Canada upgrades its transport welfare rules

GLOBAL TRANSPORT RI Farm
REGULATIONS: Canadian upgrades animal transport welfare rules (Photo: CFIA)

WITH an estimated 1.59 million animals a year dying during transportation, the Canadian government is tightening the rules to better align the country’s requirements with international partners.

It estimates two per cent – 16 million animals a year – of all shipments are not in compliance with regulations.

“Given the strong public support for preventing the suffering of animals, and the risk to human and animal health, this must be addressed,” a Canadian Food Inspection Agency (CFIA) report says.

It says the welfare changes it is making will increase consumer confidence, strengthen the country’s international trade status and facilitate market access.

The new regulations don’t take effect until February 2020 to allow the transport industry to adjust.

Canada’s chief veterinary officer Jaspinder Komal says the changes better align Canada’s requirements with the OIE’s animal welfare standards for animals transported by land, air and sea.

But the Canadian Cattlemen’s Association says the regulations will likely increase stress to cattle and opportunity for injury, mostly because of the requirements for more unloading and loading for rest stops.

The CFIA says the amendments will increase consumer confidence, strengthen Canada’s international trade status and facilitate market access.

“The overall objective is that animals arrive at their destination safely, and are suitably fed, hydrated and rested,” it says.

Under the regulations, animals must be able to stand at all times with all feet on the floor, head elevated, sufficient space to permit a full range of head movement and without any part of its body coming into contact with any part of the transport vehicle.

Transporters will be required to provide animals with feed of an appropriate type for its species, age and condition and in amounts preventing a nutritional deficit; enough water to prevent dehydration; and appropriate rest for the species to prevent exhaustion.

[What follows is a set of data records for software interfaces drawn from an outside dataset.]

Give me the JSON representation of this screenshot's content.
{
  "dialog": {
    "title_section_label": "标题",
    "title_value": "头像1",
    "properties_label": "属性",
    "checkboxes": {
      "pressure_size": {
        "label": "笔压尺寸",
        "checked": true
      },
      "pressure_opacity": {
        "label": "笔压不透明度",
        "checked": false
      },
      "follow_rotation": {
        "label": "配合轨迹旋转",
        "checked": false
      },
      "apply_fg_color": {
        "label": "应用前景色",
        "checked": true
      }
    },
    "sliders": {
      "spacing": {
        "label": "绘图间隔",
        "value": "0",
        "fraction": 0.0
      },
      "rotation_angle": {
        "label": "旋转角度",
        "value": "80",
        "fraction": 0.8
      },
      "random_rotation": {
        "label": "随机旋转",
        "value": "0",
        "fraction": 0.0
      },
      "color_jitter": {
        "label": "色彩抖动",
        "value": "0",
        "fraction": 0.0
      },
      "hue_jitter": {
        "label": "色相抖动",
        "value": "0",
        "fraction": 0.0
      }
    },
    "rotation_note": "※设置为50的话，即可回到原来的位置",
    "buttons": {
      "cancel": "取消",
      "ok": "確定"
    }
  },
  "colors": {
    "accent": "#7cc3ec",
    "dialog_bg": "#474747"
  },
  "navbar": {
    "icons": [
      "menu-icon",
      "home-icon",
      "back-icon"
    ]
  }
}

Ruminants too young to be fed exclusively on hay and grain have to be given feed, water and rest within 12 hours of this happening before loading.

LEAVE A REPLY

Please enter your comment!
Please enter your name here